Discover the world's strange and wondrous side. Tag us or use #atlasobscura for a chance to be featured!
It’s almost mint milk season! Every March, Central New York shelves are stocked with glass bottles of green dairy in preparation for Saint Patrick’s Day. Byrne Dairy, a producer based in Syracuse, has been making the mint milk since 1976, and while green beer abounds every Saint Patrick’s Day, mint milk is a festively-hued holiday treat that can be enjoyed by all ages.
On Rue Duperré in Paris’s Pigalle neighborhood is a shockingly colorful collaboration between fashion brand Pigalle and art direction firm Ill-Studio. The basketball court is open to the public, and you can visit from 10 AM to 8 PM on most days. 📸: Photo regrammed from @mission_wanderlust.
On the Oregon coast there is a natural hole called Thor’s Well that looks as though someone pulled the plug on the sea. According to researchers, the Well probably started out as a sea cave dug out by the waves, before the roof eventually collapsed and created openings at the bottom and top through which the ocean sprays. The site is most spectacular at high tide, or during storms when water washes violently over the rocks and funnels into the hole. During these sudden torrents, unsuspecting visitors to the site run the risk of being swept right into the maelstrom. 📸: Photo regrammed from @stevenacr.es.
Some stunning shots of the abandoned Hungarian power station used as a filming location in 2017’s Blade Runner 2049. Or as @forgottenheritage put it, “real life snakes and ladders”. The stairs were famously used in the orphanage scenes when Ryan Gosling is looking for clues to his past. 📸: Photos by explorer and AO pal @forgottenheritage.

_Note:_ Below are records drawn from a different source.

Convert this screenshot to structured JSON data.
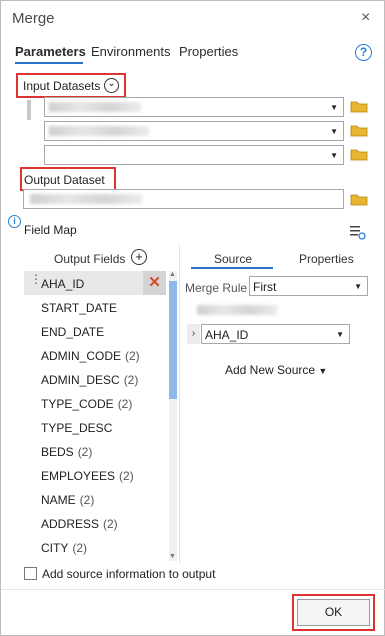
{
  "window": {
    "title": "Merge",
    "close_glyph": "×"
  },
  "tabs": [
    "Parameters",
    "Environments",
    "Properties"
  ],
  "help_glyph": "?",
  "input": {
    "label": "Input Datasets",
    "expand_glyph": "⌄"
  },
  "output": {
    "label": "Output Dataset"
  },
  "field_map": {
    "info_glyph": "i",
    "label": "Field Map",
    "output_fields_label": "Output Fields",
    "add_glyph": "+",
    "delete_glyph": "✕",
    "fields": [
      {
        "name": "AHA_ID",
        "count": ""
      },
      {
        "name": "START_DATE",
        "count": ""
      },
      {
        "name": "END_DATE",
        "count": ""
      },
      {
        "name": "ADMIN_CODE",
        "count": "(2)"
      },
      {
        "name": "ADMIN_DESC",
        "count": "(2)"
      },
      {
        "name": "TYPE_CODE",
        "count": "(2)"
      },
      {
        "name": "TYPE_DESC",
        "count": ""
      },
      {
        "name": "BEDS",
        "count": "(2)"
      },
      {
        "name": "EMPLOYEES",
        "count": "(2)"
      },
      {
        "name": "NAME",
        "count": "(2)"
      },
      {
        "name": "ADDRESS",
        "count": "(2)"
      },
      {
        "name": "CITY",
        "count": "(2)"
      }
    ],
    "source_tabs": [
      "Source",
      "Properties"
    ],
    "merge_rule_label": "Merge Rule",
    "merge_rule_value": "First",
    "source_field_value": "AHA_ID",
    "add_new_source_label": "Add New Source"
  },
  "footer": {
    "checkbox_label": "Add source information to output",
    "ok_label": "OK"
  },
  "colors": {
    "accent": "#2a6fc9",
    "highlight": "#d33333",
    "selected_row": "#e8e8e8",
    "scroll_thumb": "#8fb9e8"
  }
}
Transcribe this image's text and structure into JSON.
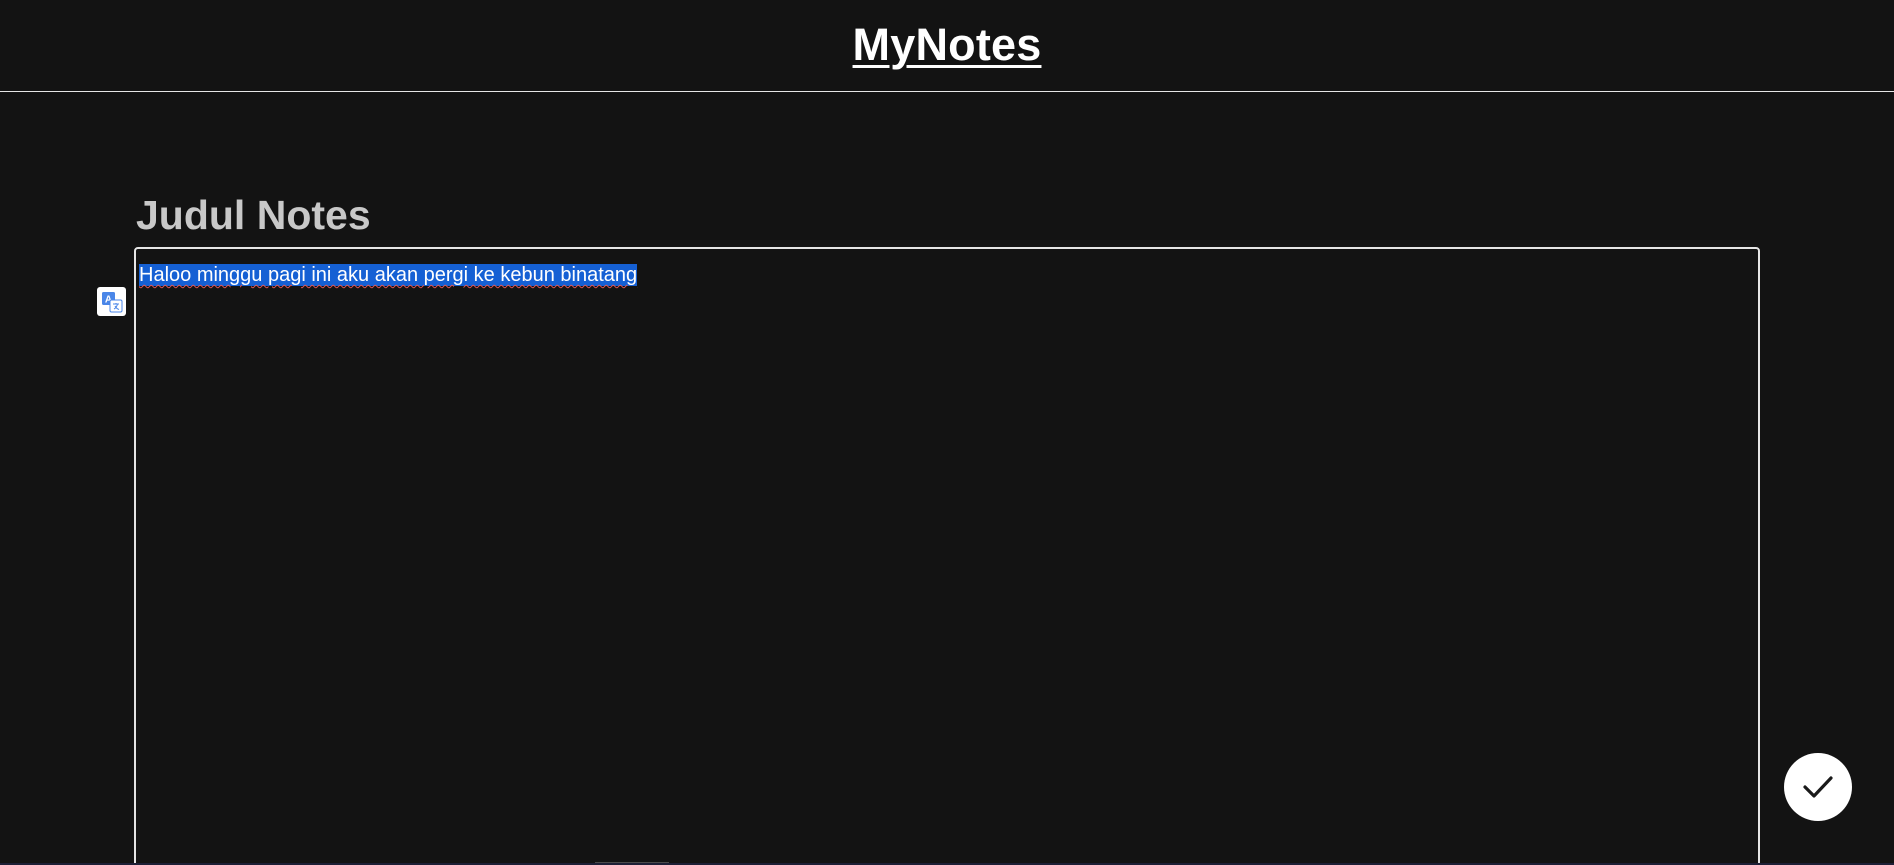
{
  "header": {
    "brand": "MyNotes"
  },
  "note": {
    "title_placeholder": "Judul Notes",
    "content": "Haloo minggu pagi ini aku akan pergi ke kebun binatang"
  },
  "icons": {
    "translate": "translate-icon",
    "save": "checkmark-icon"
  },
  "colors": {
    "background": "#131313",
    "border": "#e6e6e6",
    "title": "#c8c8c8",
    "selection": "#1560d4",
    "fab": "#ffffff"
  }
}
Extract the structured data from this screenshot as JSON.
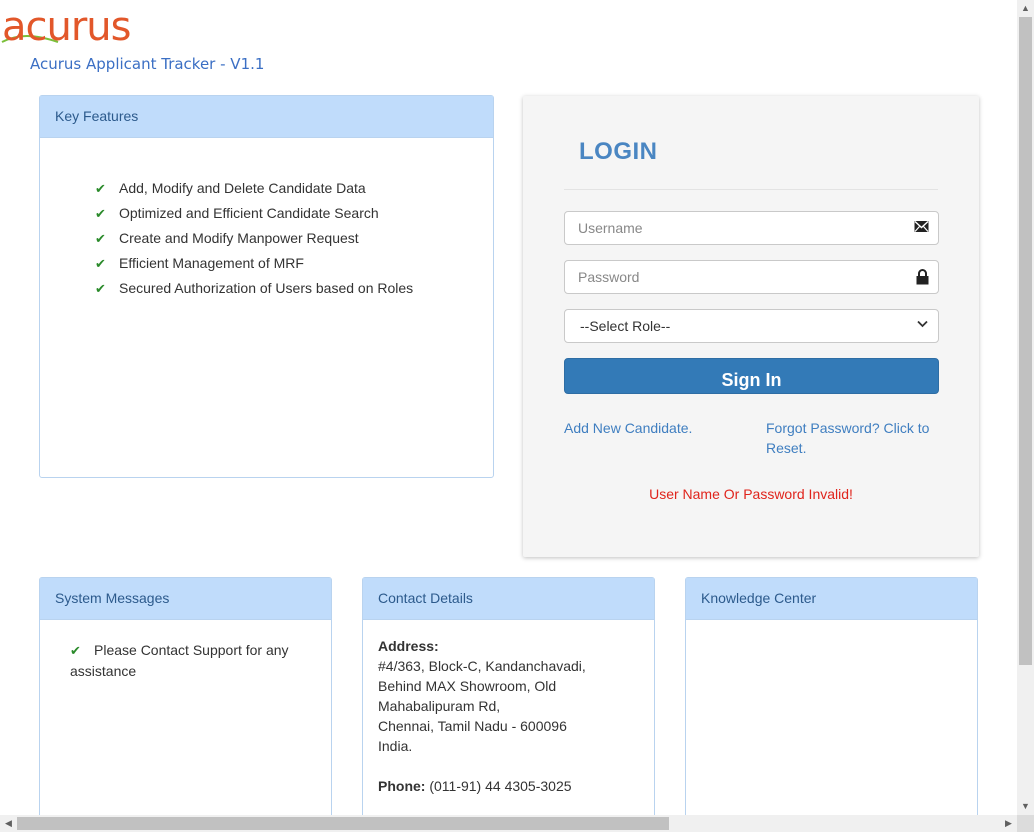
{
  "brand": {
    "logo_text": "acurus",
    "subtitle": "Acurus Applicant Tracker - V1.1",
    "logo_color": "#e2572a",
    "swoosh_color": "#7bbf3a"
  },
  "key_features": {
    "title": "Key Features",
    "items": [
      {
        "label": "Add, Modify and Delete Candidate Data",
        "icon": "check-icon"
      },
      {
        "label": "Optimized and Efficient Candidate Search",
        "icon": "check-icon"
      },
      {
        "label": "Create and Modify Manpower Request",
        "icon": "check-icon"
      },
      {
        "label": "Efficient Management of MRF",
        "icon": "check-icon"
      },
      {
        "label": "Secured Authorization of Users based on Roles",
        "icon": "check-icon"
      }
    ]
  },
  "login": {
    "title": "LOGIN",
    "username": {
      "placeholder": "Username",
      "value": "",
      "icon": "envelope-icon"
    },
    "password": {
      "placeholder": "Password",
      "value": "",
      "icon": "lock-icon"
    },
    "role": {
      "selected": "--Select Role--",
      "icon": "chevron-down-icon"
    },
    "sign_in_label": "Sign In",
    "add_candidate_link": "Add New Candidate.",
    "forgot_password_link": "Forgot Password? Click to Reset.",
    "error_message": "User Name Or Password Invalid!",
    "error_color": "#e0241c",
    "button_color": "#337ab7"
  },
  "system_messages": {
    "title": "System Messages",
    "message": "Please Contact Support for any assistance",
    "icon": "check-icon"
  },
  "contact": {
    "title": "Contact Details",
    "address_label": "Address:",
    "address_lines": [
      "#4/363, Block-C, Kandanchavadi,",
      "Behind MAX Showroom, Old",
      "Mahabalipuram Rd,",
      "Chennai, Tamil Nadu - 600096",
      "India."
    ],
    "phone_label": "Phone:",
    "phone": "(011-91) 44 4305-3025"
  },
  "knowledge_center": {
    "title": "Knowledge Center"
  },
  "colors": {
    "panel_heading_bg": "#c0dcfb",
    "check_green": "#2a8a2a",
    "link_blue": "#3f7ec0"
  }
}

A gorgeous colossus of any oyster served with a side of history from @chefdanbarber: “A fat, four year old oyster and an ode to what oysters used to be. Before beef, oysters took center stage. Cheap (and delicious) sources of protein, oysters were featured as the main act of the meal: oyster pie, Oysters Pompadour, oyster stews and so forth. They were raised to be BIG and MEATY—descriptions from early settlers in New York say shells were nearly a foot in length. By the mid 20th century, meat was cheap. Oyster patties were replaced with beef patties and the demand for oysters diminished. Bite-sized and delicate became all the rage and then the norm. But Widow’s Hole Oyster Farm in Greenport Harbor (once New York’s oyster capital) is keeping them in the water for up to 4 years, like the one pictured here—something you never see in the oyster world anymore. And let’s not forget that oysters are filter feeders—they clean the waters they grow in—so that makes 4 years of filtering clean water and a nod to what’s possible for the future.”
📚 GIVEAWAY TIME 📚 We’re starting an Atlas Obscura book club, and we want YOU to join! The first book we’ll be reading is Douglas Adams and Mark Carwardine’s "Last Chance to See", which follows the authors as they travel the world, trying to search out a handful of species on the edge of extinction. Comment below tagging two of your reading buddies, and you’ll be entered to win a copy. Check out the link in our bio for more info on how to join in!
This is a mirrored shot of Blocul Rotund, or “the Round Building,” a housing project in Bucharest, Romania, built in the 1970s. As @raidenbucharest described it, it’s “the closest you'll get to some Hong Kong vibes in Bucharest.” 📸: Photo regrammed from AO favorite @raidenbucharest.
This is “Pabellon ()”, a sculpture designed and constructed to look like a crater in memory of the earthquake that struck central Mexico in September 2017. After being exhibited at Mextropoli 2018, all the parts used to make it were donated to help reconstruction of houses in Xochimilco, serving those people "whose craters still feel and live." 📸: Photos regrammed from @architizer.
Another stunning stepwell from @victorialautman, author of “The Vanishing Stepwells of India.” While the hanging vines may be picture perfect, they’re slowly destroying the early 12th-century Batris Kotha stepwell in Kapadvanj, Gujarat. From Lautman: “Squashed in by tall buildings on three sides, its masonry blocks looted, the water filled with trash, this marvelous structure still hasn’t called it quits after 900 years.”
Sleeping Beauty Castle at Disneyland, Cinderella Castle at the Magic Kingdom and numerous other magical castles were all inspired by a real castle: Neuschwanstein Castle, the awe-inspiring retreat of the “fairy-tale king,” Ludwig II of Bavaria. Commissioned by the king in homage to Richard Wagner, the fantastical castle was designed by theatrical set designer Christian Jank. 📷: Photo regrammed from @sennarelax.